(Data about app and page elements)

⟨

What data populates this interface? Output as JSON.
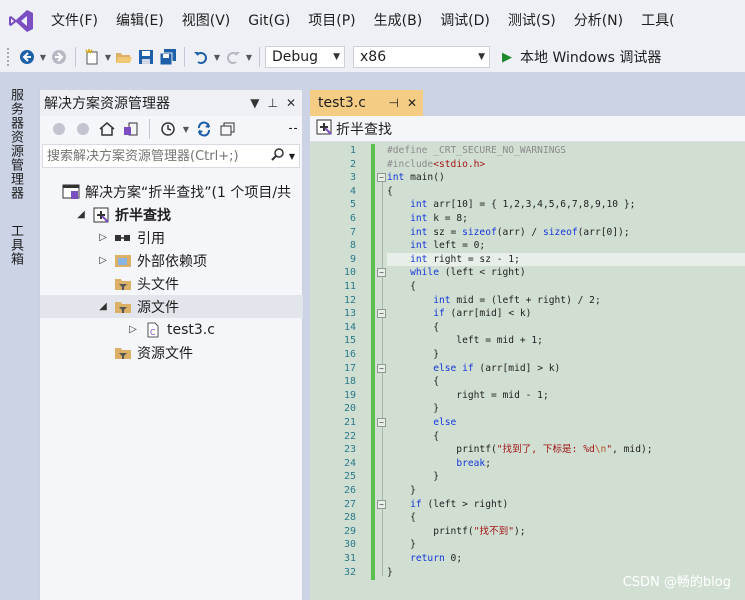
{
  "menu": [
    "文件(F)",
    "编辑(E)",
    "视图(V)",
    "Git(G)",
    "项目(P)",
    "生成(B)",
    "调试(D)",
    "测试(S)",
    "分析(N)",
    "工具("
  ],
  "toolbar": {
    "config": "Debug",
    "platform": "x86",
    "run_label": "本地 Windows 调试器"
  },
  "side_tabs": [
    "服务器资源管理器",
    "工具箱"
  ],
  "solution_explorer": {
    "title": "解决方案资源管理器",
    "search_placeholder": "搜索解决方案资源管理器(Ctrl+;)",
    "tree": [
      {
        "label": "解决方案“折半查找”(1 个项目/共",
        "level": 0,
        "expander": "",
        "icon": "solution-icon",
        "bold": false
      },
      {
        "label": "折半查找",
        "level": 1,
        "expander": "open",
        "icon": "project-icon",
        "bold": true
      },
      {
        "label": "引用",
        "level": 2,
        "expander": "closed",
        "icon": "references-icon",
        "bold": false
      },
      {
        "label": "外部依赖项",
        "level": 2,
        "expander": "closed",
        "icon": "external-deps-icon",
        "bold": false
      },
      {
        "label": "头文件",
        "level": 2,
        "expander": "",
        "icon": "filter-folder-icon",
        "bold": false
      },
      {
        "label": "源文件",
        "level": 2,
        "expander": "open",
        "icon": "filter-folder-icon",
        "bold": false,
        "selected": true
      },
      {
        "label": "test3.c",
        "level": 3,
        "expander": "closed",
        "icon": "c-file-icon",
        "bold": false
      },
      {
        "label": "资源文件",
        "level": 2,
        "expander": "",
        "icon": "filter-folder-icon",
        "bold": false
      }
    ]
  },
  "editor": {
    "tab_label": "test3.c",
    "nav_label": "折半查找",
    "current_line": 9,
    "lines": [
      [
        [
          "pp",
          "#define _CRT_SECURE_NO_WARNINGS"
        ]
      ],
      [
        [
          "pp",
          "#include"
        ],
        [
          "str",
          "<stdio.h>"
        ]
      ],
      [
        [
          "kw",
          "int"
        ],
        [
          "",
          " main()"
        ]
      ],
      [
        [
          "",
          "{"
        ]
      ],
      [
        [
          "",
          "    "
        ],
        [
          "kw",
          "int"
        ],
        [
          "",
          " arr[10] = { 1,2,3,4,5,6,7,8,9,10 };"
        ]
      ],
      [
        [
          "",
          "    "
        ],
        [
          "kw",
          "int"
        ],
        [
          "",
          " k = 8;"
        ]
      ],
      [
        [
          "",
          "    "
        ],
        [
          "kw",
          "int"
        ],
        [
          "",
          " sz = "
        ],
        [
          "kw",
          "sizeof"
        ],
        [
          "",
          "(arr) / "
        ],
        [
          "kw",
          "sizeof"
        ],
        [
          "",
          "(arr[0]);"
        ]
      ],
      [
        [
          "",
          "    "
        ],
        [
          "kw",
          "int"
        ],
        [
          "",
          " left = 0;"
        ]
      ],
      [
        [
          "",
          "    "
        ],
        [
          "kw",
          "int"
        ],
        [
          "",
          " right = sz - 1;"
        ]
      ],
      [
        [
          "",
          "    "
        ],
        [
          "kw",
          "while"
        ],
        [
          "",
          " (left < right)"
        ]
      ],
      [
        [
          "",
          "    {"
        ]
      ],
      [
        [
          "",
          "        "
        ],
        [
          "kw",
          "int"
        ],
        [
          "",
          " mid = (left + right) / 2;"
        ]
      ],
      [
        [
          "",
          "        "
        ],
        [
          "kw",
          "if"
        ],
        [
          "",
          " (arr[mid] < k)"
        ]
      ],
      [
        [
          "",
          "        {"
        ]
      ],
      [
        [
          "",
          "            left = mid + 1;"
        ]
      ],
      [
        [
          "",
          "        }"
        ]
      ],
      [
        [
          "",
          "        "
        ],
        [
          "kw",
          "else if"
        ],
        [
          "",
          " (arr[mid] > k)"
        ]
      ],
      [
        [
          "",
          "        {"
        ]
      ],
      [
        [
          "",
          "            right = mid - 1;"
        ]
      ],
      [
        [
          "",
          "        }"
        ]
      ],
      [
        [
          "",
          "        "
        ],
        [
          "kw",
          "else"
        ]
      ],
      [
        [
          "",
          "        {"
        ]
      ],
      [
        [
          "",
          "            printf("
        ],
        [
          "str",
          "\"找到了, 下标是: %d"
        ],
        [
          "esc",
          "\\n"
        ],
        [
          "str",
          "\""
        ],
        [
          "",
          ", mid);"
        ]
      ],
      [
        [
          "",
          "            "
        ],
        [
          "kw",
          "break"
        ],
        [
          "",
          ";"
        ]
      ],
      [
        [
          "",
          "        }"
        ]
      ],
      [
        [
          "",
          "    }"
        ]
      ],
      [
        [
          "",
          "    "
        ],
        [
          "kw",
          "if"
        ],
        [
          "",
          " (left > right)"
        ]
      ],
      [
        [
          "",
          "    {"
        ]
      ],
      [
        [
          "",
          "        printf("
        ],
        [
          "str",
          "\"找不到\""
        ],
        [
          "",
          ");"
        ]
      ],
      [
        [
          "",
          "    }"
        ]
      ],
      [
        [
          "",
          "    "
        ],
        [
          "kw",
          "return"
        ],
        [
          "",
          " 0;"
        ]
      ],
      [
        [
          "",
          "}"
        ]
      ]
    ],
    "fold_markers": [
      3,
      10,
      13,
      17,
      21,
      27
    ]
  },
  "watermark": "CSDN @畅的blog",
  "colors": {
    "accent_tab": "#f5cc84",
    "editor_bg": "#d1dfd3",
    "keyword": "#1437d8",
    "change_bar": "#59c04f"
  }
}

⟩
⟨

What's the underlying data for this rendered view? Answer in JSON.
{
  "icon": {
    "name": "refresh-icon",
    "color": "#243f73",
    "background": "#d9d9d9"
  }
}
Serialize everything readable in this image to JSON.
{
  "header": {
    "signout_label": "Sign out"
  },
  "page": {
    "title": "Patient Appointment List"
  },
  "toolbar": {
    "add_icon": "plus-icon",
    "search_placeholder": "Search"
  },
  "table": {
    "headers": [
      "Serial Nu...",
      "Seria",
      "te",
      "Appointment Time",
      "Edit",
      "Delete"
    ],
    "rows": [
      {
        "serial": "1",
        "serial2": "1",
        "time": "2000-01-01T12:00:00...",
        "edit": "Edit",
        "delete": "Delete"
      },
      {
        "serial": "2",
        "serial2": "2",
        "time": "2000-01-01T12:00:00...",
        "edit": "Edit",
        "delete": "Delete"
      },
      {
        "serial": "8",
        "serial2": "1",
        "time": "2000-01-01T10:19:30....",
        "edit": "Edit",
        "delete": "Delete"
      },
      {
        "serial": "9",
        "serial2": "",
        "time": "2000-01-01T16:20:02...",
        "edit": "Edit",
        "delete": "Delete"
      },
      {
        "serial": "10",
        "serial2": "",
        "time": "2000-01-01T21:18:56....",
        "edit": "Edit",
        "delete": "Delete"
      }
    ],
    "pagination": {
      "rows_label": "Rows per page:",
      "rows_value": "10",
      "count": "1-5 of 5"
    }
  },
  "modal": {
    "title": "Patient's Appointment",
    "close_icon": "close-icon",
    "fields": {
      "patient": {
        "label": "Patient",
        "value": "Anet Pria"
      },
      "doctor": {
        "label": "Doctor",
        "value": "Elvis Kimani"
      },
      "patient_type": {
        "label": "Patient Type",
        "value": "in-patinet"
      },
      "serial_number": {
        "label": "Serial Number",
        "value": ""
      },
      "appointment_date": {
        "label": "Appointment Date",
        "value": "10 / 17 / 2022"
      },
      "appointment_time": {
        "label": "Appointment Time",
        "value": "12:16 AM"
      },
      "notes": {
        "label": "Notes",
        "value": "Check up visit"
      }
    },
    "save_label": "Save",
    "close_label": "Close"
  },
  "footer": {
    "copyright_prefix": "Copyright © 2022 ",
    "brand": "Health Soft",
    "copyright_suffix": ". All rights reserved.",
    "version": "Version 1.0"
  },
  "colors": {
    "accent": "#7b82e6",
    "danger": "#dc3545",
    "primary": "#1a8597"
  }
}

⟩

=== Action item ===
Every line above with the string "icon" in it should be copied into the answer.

=== The answer ===
        "icon": "solution-icon",
        "icon": "project-icon",
        "icon": "references-icon",
        "icon": "external-deps-icon",
        "icon": "filter-folder-icon",
        "icon": "filter-folder-icon",
        "icon": "c-file-icon",
        "icon": "filter-folder-icon",
  "icon": {
    "name": "refresh-icon",
    "add_icon": "plus-icon",
    "close_icon": "close-icon",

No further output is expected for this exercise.